So what we would like to do first before we try to fit ARMA process,

ARMA models into our times series,

I would like to somehow remove the trend.

So how are we going to remove the trend?

We are going to use difference operator,

which is basically one minus backshift operator B.

So, let me just go back to the random walk model that we have

seen at the beginning of the course.

So, if I subtract Xt minus Xt minus one,

that's the difference operator.

I'm basically, I can basically write Xt minus one as (B)Xt.

So this can be written as one minus (B)XT.

So for example, if you look at the random walk which is

basically previous step plus some noise then we can take

this Xt minus one to the left and we can write this as delta Xt

equals to Zt which becomes a stationary process.

So, if the process Xt is autoregressive, integrated,

moving average of order (p,d,q) realize that we have now a new parameter D. Then,

what we mean is the following.

We have this Yt which is Xt applied with the difference operator D many times.

In other words, 1 minus B to the dXt.

This Yt, after we difference the time series,

D many times then Yt is an ARMA process with order p and q.

So whenever Yt here is ARMA(p,q) then Xt,

the original time series is ARIMA(p,d,q)

and d is the number of times that we take the difference.

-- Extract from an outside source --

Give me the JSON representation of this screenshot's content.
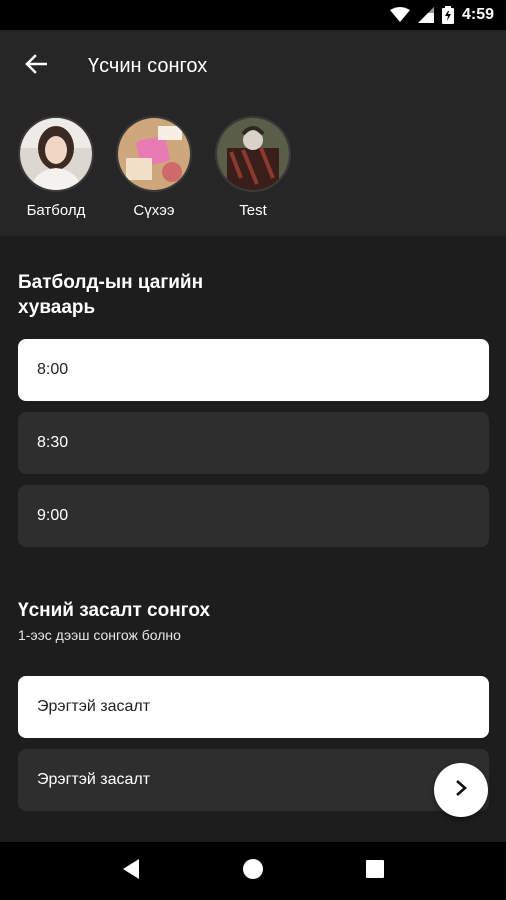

In other words, we can write this Arima process in the polynomial notation.

We're going to have phi(B),

instead of Yt we have delta d,

difference operator d many times equal to beta(B)Zt.

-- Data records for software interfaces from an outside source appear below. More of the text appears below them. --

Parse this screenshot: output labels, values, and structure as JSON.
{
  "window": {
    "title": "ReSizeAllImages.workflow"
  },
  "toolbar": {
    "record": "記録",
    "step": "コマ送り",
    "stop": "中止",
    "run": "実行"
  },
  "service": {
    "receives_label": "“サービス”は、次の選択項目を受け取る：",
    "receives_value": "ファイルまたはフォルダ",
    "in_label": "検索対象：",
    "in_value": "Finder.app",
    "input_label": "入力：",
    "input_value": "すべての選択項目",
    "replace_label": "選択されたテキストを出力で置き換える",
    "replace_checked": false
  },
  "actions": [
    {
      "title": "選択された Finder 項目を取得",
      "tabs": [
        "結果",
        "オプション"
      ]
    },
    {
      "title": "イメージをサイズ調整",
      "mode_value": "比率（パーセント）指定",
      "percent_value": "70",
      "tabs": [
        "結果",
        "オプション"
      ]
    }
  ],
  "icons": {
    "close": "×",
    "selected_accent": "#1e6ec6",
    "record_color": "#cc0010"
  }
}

Or we can write this,

instead of the delta as a difference operator,

we can write this as one minus B,

B being the backshift operator.

Now, usually this differencing-- order of differencing is not too much.

You usually take one or two differences.

Taking over differencing may introduce

the artificial dependence which were not existed in the first place.

We're going to look at our ACF.

ACF will itself might also tell us that maybe differencing is needed.

Realize that if you look at the polynomial phi(z) one minus z

equal to D. Even though phi(z) might

not have a complex root inside the unit circle including the boundary,

one minus z to the d has a unit root with multiplicity of D. So in other words,

ACF of this process,

if there has to decay very, very slowly,

so once you see very slow decaying ACF that

is also a suggestion that maybe we have to do some differencing.

Now, later on, we will going to actually modeling real life data sets.

So, basically, we're going to go this checklist in a way.

This is going to be our guide.

If there is a trend that will suggest a differencing,

if there's a variation in the variance.

Right. If the variance is different in one part of

the time series from the other part of that time series which means it's not stationary.

We have to use some kind of transformation to stabilize

the variance and the common transformations are lower at them.

And then, sometimes, we will need the differencing.

So if you take the logarithm and then differencing,

that whole thing is called,

in financial time series they call it a log-return of the time series.

We're going to look at ACF,

autocorrelation function which might suggest [inaudible] for us.

We're going to look at PACF of the difference or transformed time series.

And that might suggest for order p of autoregressive terms.

Then once we have a lot of models that we can play

with then we will somehow have to choose one of those models.

Right. And then what are going to be our criteria,

we're gonna have more than one criteria.

I know that you have seen already Akaike Information Criteria.

So AIC is one of the things we're going to look at.

We are trying to hope to get the least AIC.

We also want to get the least sum of the squared errors,

we are also going to look at that.

And then I'm going to introduce one more measure in a way to select a model,

and this measure is going to be basically Ljung-Box Q-statistics.

So Ljung-Box Q-statistics, I'm going to talk about them next lecture.

Basically by looking at these three,

we'll try to select our model.

Once we have our model,

we're going to go through the estimation and try to fit the model

to our time series. So what have you learned?

We have learned how to describe autoregressive,

integrated, moving average models.

And we learned how to rewrite autoregressive, integrated,

moving average models using backshift and difference operators.